It would also be important to sort out diagnosing others from diagnosing oneself, as the survey question asks, “Have you ever gone online specifically to try to figure out what medical condition you or someone else might have?,” and half of the results were apparently on behalf of someone else.
Also, a piece of information that was omitted: "Fully three-quarters of people who have health insurance consulted a doctor or other health care professional, compared with half (49%) of the uninsured." We still can’t know anything about whether or not these conditions were chronic,which I think is a huge missing piece considering that most people I have seen who were angry at self-diagnosis were not angry about it in the context of temporary illnesses such as the cold or the flu. But, it is important that insured people are much more likely to seek a medical professional after making an online diagnosis.
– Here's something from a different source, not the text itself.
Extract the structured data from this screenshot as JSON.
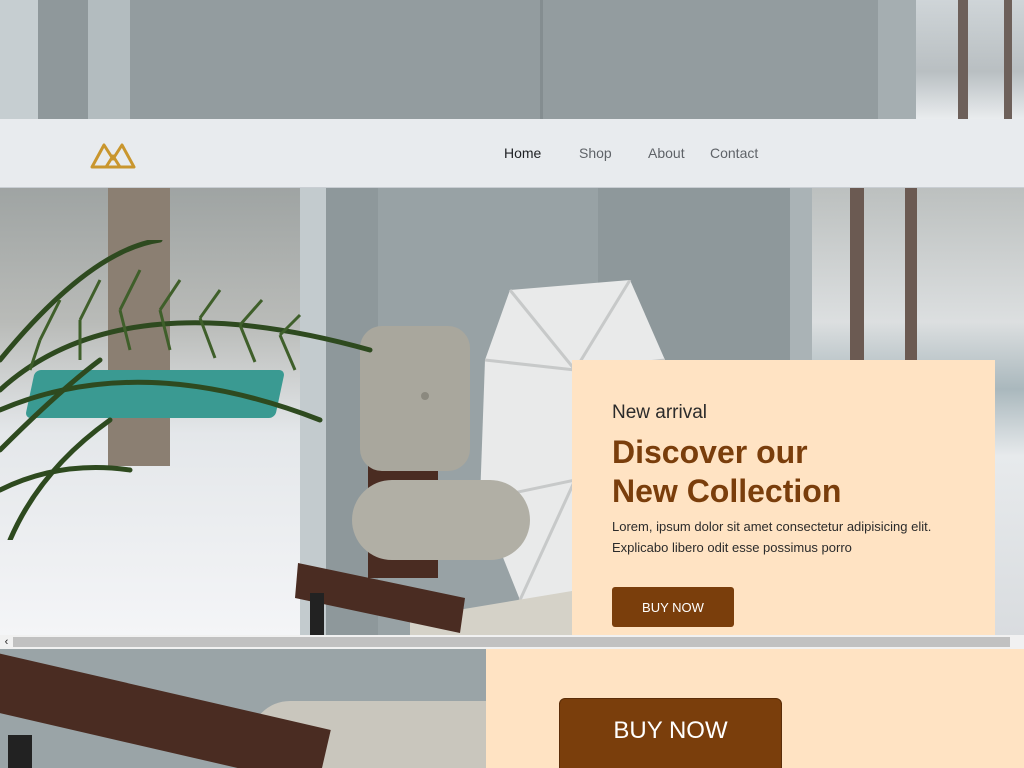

tldr; it’s hard to glean anything from this survey.
if i get any messages saying “If you have a diagnosis from a doctor, that is a privilege” i’ll fucking punch you.
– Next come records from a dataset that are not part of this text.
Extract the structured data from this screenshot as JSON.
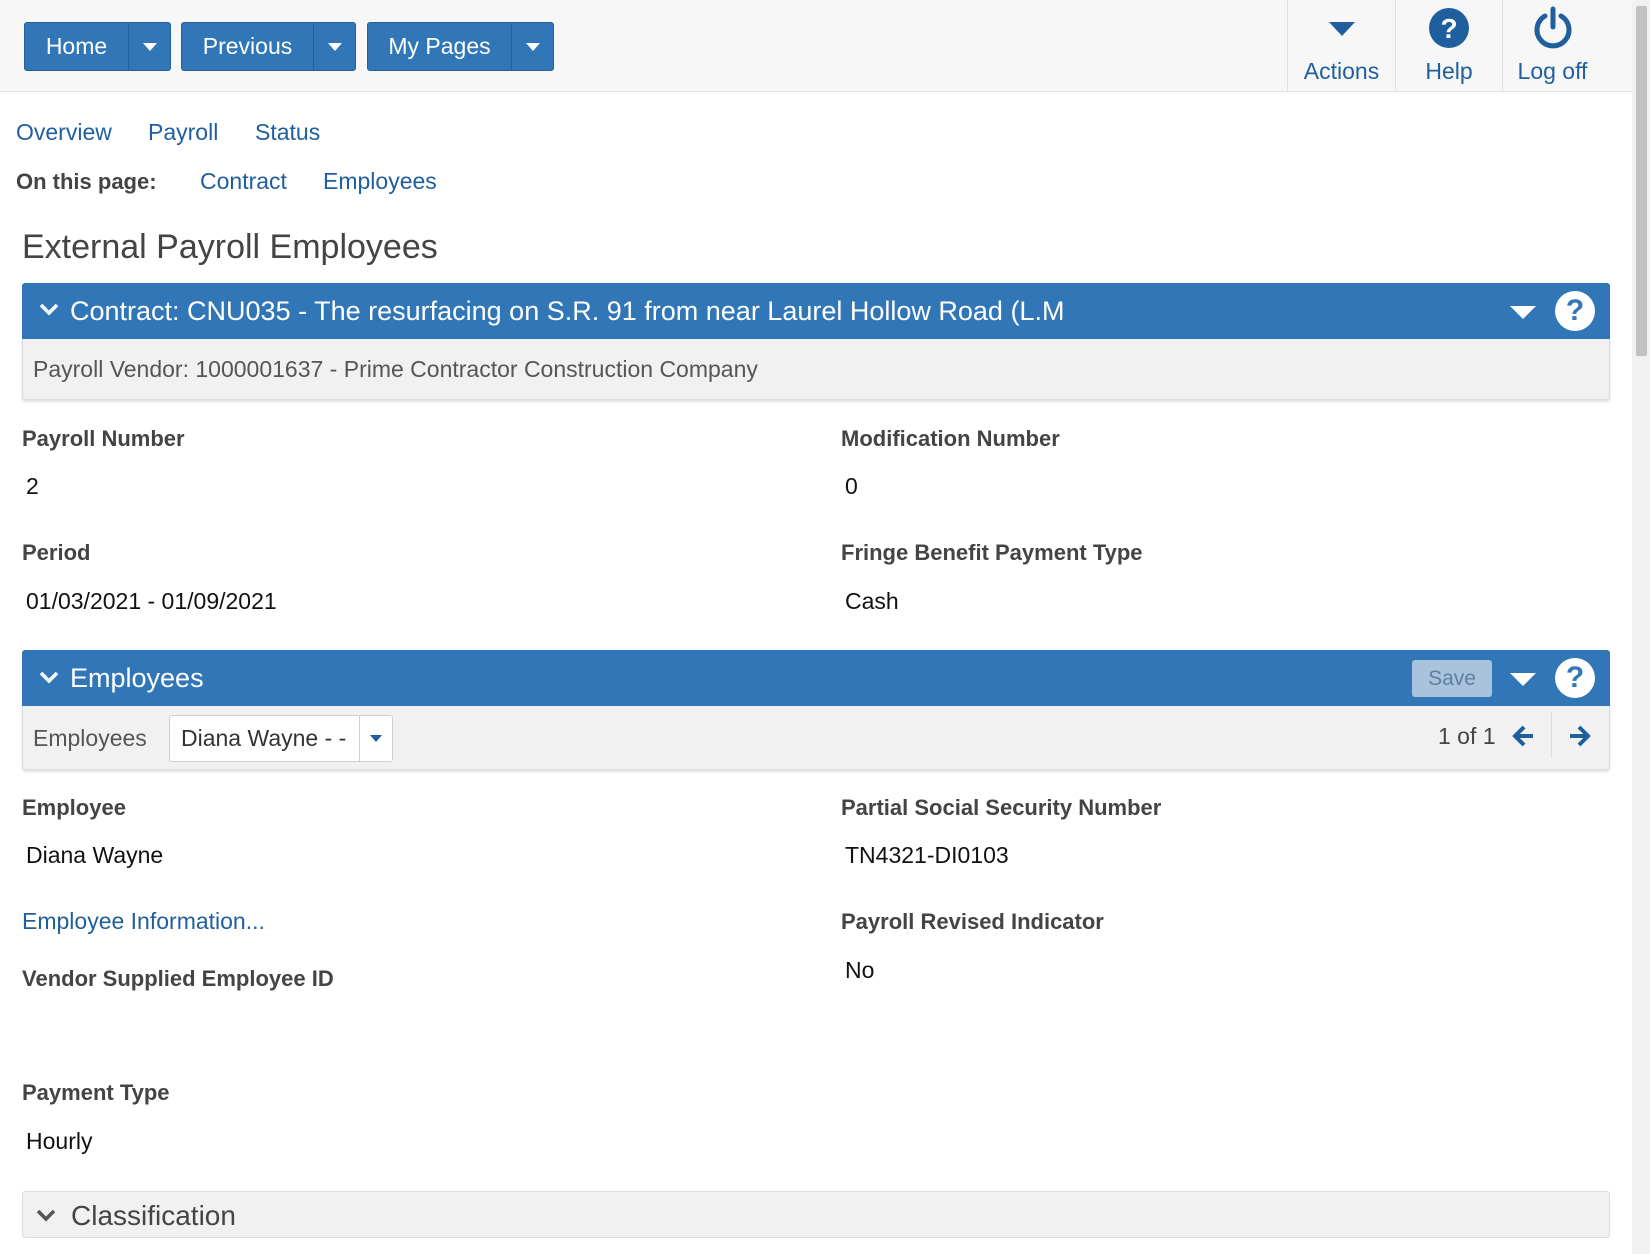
{
  "nav": {
    "home": "Home",
    "previous": "Previous",
    "my_pages": "My Pages",
    "actions": "Actions",
    "help": "Help",
    "log_off": "Log off"
  },
  "tabs": [
    "Overview",
    "Payroll",
    "Status"
  ],
  "on_this_page": {
    "label": "On this page:",
    "links": [
      "Contract",
      "Employees"
    ]
  },
  "page_title": "External Payroll Employees",
  "contract_panel": {
    "title": "Contract: CNU035 - The resurfacing on S.R. 91 from near Laurel Hollow Road (L.M",
    "subtitle": "Payroll Vendor: 1000001637 - Prime Contractor Construction Company"
  },
  "payroll_fields": {
    "payroll_number_label": "Payroll Number",
    "payroll_number": "2",
    "modification_number_label": "Modification Number",
    "modification_number": "0",
    "period_label": "Period",
    "period": "01/03/2021 - 01/09/2021",
    "fringe_label": "Fringe Benefit Payment Type",
    "fringe": "Cash"
  },
  "employees_panel": {
    "title": "Employees",
    "save": "Save",
    "selector_label": "Employees",
    "selected": "Diana Wayne - -",
    "pager": "1 of 1"
  },
  "employee_fields": {
    "employee_label": "Employee",
    "employee": "Diana Wayne",
    "ssn_label": "Partial Social Security Number",
    "ssn": "TN4321-DI0103",
    "info_link": "Employee Information...",
    "revised_label": "Payroll Revised Indicator",
    "revised": "No",
    "vendor_id_label": "Vendor Supplied Employee ID",
    "payment_type_label": "Payment Type",
    "payment_type": "Hourly"
  },
  "classification": {
    "title": "Classification"
  },
  "colors": {
    "primary": "#3177b8",
    "link": "#1f5f9e"
  }
}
no it’s not a fucking privilege. i have three mental illnesses, confirmed by a psychologist and a psychiatrist. having to go to therapy three times a week is not a privilege. knowing one of them is incurable is not a privilege.
stop fucking self diagnosing for fucks sake i hate you all
It’s not a privilege in and of itself, but not for the reasons you’re giving???
I have undiagnosed PTSD, as well as professionally dxed bipolar disorder i w/ psychotic features. I’ve also been professionally dxed with social anxiety, general anxiety, panic disorder, ADHD, autism spectrum disorder, an eating disorder, and alcohol dependency. The only one of those I feel as if I still have is autism spectrum disorder and possibly general anxiety. Some of them I feel I never had.
The point being, don’t fucking act like my life is so easy because I was forced to self diagnose my PTSD.
I’m not 100% certain, but I think so. I think all school employees are mandatory reporters. at least when you’re a minor.
In college I don’t think so? but almost definitely in high school and younger.
in some places, college employees are mandatory reporters. you’ll have to look up the law where you live to know that, although its a bit hard to find. however, if someone is over 18 they wouldn’t have to tell your parents. and they’ll definitely only have to tell for people over 18 if it’s an ongoing situation. that might also apply to minors too, they might only have to tell if it’s an ongoing situation where a minor is still in danger, but i’m not sure.